This is a collaborative work between two composers, Theo Goldberg who created the images with the aid of Vax and Amiga computers, and Barry Truax who created the music with real-time granular synthesis. The work is in four sections. The visuals are based on a "sampled" visual image of the famous statue, the Winged Victory (or Nike) of Samothrace, and the music is mainly based on two sampled phonemes of vocal sound, one male, the other female. The work is an extension of an earlier collaboration, Divan (1985), which explored sound-image relationships.
The Wings of Nike (three movements) is available on the Cambridge Street Records CD Pacific Rim (whose cover features one of the graphic images used in the piece) and the four movement version on the Perspectives of New Music CD, PNM 28.
A complete documentation analysis of the work (with visuals) is also available on a DVD-ROM and the entire work is available as a video on DVD which can also be seen here.
Sound Example available
** A new Octophonic version is now available (3 movements) **

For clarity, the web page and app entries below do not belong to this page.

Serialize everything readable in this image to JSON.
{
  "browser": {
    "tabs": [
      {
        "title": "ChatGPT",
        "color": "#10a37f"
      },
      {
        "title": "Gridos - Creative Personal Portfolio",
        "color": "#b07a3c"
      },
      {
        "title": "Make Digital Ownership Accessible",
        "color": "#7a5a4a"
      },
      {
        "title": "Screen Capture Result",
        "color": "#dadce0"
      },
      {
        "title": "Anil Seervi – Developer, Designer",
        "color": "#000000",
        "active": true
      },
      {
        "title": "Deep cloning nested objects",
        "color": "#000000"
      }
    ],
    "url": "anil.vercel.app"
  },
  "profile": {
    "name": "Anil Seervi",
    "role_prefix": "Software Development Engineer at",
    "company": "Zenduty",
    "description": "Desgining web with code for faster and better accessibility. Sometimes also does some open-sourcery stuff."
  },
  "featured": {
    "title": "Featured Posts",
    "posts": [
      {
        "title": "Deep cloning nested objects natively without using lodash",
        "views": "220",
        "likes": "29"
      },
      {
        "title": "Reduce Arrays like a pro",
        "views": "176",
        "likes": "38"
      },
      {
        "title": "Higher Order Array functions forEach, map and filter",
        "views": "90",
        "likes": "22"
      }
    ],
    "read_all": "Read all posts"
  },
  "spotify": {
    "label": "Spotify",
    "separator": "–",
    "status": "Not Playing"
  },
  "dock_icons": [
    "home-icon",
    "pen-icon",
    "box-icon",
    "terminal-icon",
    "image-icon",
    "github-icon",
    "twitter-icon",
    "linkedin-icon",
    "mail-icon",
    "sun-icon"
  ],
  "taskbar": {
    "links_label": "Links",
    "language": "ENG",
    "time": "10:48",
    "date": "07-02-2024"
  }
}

Despite the brevity of the source material used for Nike (i.e. two phonemes), very rich textures and complex rhythmic patterns were obtained from it through the technique of granulation. The pitch and timbre of the resulting sound are determined by the source material unless the grain duration is too short and a broad-band spectrum results. However, the overlay of up to 20 simultaneous versions of such sound, each with its own variations, produces a "magnification" of the original sound, as well as the possibility of gradual or rapid movement through its micro-level characteristics.
The degree of magnification involved can be appreciated when it is realized that three of the movements of The Wings of Nike, lasting approximately 12 minutes, were derived from only the two phonemes, each about 170 ms long! The stereo tape is a mixdown from an eight-track original which includes four stereo pairs of the granular material, and therefore the vertical densities of sound are around 80 at any one moment, and the horizontal densities range from quite sparse through to 8,000 events per second at the very end. The sounds are heard at approximately their original pitch combined with versions an octave up or down, except towards the end of the first movement (Album) where a slow downward glissando is heard.
In the case of the male phoneme sequence ("tuh"), derived from Norbert Ruebsaat's speaking the word "touch", timbral changes are possible as the grains move (with changing offset) from the aspiration at the beginning of the sample, through the consonant to the pitch of the voiced vowel and finally past it. Microscopic timbral changes that normally go unnoticed become evident with the repetition of the overlapping grains. Formant regions become especially pronounced. The analogy in the work is between the sampled visual image of the statue and the sampled vocal sound as the source of the synthesized music. Each is based within the human dimension but the transformation techniques extend them towards the epic and the supra-human, as at the end of the first movement.
In the second movement, the Scherzo, the statue is given a head, though rather androgynously, and the phonemes in the tape part are detached and realistic. However, each image accumulates again into more elaborate patterns that mask the source. In the last movement, the Coda, both the visual and aural elements are progressively multiplied (the wing feathers and drapery in the visual case, and the syncopated phonemes in the musical accompaniment) until fusion results. A new kind of machine emerges that releases the earth-bound images into upward flight, a metaphor perhaps for the technique of granular synthesis that seems to break into a new sonic domain.
The third movement, The Illuminated Nike, which is sometimes omitted in performance or recordings, was realized with FM grains and slow ramps and cross-fades. The differing spectral colours produced by various c:m ratios in FM is intended to be analogous to the various types of illumination of the statue as seen in the visuals.
Reference: B. Truax, "Composing with Real-Time Granular Sound," Perspectives of New Music, 28(2), 1990.
The Winged Victory, or Nike of Samothrace, in the Louvre Museum, Paris.
The computer images realized with a Vax at the University of British Columbia in Vancouver were produced by a Ramtek frame buffer and Metheus monitor display, controlled by customized software by Robert Ross based on the LIG language. The music was synthesized by the DMX-1000 Digital Signal Processor controlled by a PDP Micro-11 computer with software for real-time granular synthesis developed by Barry Truax in the Centre for the Arts at Simon Fraser University. Sound densities ranging up to 2500 events/second were recorded on 8-track tape and mixed down in the Sonic Research Studio at SFU.